assigned for the desire to hear Prof. Huxley, as he never experiments. His chosen department of science is one of the most difficult, and the questions he discusses are profound. Undoubtedly in the great movement of thought in this age Prof. Huxley's topics are prominent, and many agencies have conspired to give them wide public interest; but we have to reckon Huxley's genius as one among the potent forces that in recent years have determined this course of public thought. Thus far we on this side know him only as a writer, and his remarkable powers in this respect are so well understood that nothing need be said about them here. But his accomplishments as a lecturer are quite equal to those displayed in his books. Said a distinguished English scientist the other day, who had come over as a Centennial juror: "And so Huxley is to be with you, and is going to lecture. Well, those w T ho hear him will have a treat, for as a scientific lecturer he is un-equaled. Next to John Bright I regard Huxley as the best orator in England; at any rate, in exposition, in elucidating a complex subject before a popular audience, we have no man to compare with him." Prof. Huxley's manner as a speaker is very quiet, and by those who like the vehement and demonstrative style it would be considered tame, but his discourse is clear, finished, deliberate, and strong. Nor, is it necessary that he should have a learned auditory to appreciate and enjoy his addresses. His command of his subject, of language and illustration, is so complete that he adapts himself with rare facility to the mental condition of his hearers. One of the most successful efforts we ever witnessed upon the platform was a lecture on physical geography given by Huxley to the working-men of London who filled to its last corner the large lecture-room of the Jermyn Street School of Mines. We had heard him before on ethnology at one of the "Friday evenings" of the Royal Institution before the élite of scientific London. It was an admirable discourse, and was listened to with the keenest attention and a lively pleasure, though how much of its success might be due to the cultivated character of the assemblage it was not then easy to say. But his Jermyn Street audience consisted of unlettered, hard-handed working-men, and yet there was not one among them that did not follow the speaker understandingly and with evidently as great enjoyment as the most cultured listeners. Prof. Huxley will be sure to please his American audiences, and, considering how much good he might do us, it is unfortunate that he cannot stay longer and speak in our chief cities. In the short course of lectures which he has consented to deliver in New York he will take up a subject which has long occupied him, upon which he is an authority, and which is certain to be treated in a manner that will gratify all who have the good fortune to listen to him. We announced last month that the lectures will take place on the 18th, 20th, and 22d of September, and that those desiring to secure seats could do so by registering their applications with D. Appleton & Co. The seats have been rapidly taken, and, as there is only a certain number of them, we must again remind those whom it may concern that when they are all bespoken no more can be had for love or money.

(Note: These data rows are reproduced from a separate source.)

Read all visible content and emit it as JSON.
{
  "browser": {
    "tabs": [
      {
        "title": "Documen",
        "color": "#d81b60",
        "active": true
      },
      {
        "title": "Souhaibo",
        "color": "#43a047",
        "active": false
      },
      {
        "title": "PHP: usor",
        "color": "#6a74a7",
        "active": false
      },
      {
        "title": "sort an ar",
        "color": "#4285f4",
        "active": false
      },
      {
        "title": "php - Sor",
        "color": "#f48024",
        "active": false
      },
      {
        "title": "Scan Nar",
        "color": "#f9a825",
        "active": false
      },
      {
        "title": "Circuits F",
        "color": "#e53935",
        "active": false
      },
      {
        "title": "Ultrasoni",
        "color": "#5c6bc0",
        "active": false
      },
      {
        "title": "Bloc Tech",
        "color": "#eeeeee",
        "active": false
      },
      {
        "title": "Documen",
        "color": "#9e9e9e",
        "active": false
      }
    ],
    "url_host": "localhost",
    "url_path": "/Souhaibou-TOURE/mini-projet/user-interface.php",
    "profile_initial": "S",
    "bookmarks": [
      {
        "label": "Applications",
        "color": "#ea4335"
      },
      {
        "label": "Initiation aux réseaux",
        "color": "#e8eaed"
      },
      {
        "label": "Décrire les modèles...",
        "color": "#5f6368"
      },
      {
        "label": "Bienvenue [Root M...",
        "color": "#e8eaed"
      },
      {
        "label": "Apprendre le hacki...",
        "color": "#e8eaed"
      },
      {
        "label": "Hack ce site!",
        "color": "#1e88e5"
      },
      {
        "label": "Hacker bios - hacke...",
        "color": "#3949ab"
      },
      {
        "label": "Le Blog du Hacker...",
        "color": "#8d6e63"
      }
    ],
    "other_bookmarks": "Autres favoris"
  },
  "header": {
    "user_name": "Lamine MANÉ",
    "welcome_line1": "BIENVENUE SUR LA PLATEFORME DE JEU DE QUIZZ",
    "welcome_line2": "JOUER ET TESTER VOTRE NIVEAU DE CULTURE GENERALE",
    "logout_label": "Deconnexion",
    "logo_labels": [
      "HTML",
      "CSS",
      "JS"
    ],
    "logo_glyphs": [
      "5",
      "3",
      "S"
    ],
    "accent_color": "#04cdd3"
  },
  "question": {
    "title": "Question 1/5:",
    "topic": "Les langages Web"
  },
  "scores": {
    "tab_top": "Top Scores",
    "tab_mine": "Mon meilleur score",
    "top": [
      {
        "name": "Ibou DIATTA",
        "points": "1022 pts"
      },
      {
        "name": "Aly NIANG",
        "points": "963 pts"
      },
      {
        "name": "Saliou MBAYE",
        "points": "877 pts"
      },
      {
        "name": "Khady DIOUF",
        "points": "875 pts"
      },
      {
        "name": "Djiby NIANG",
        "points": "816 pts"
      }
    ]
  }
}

The American Cyclopædia: A Popular Dictionary of General Knowledge. Edited by George Ripley and Charles A. Dana. 16 vols., 13,314 pages. Price (cloth), $80.
This Cyclopædia, the first edition of which was completed in 1863, having proved its adaptation to the general wants by a very extensive sale, has now undergone complete revision, and, while preserving its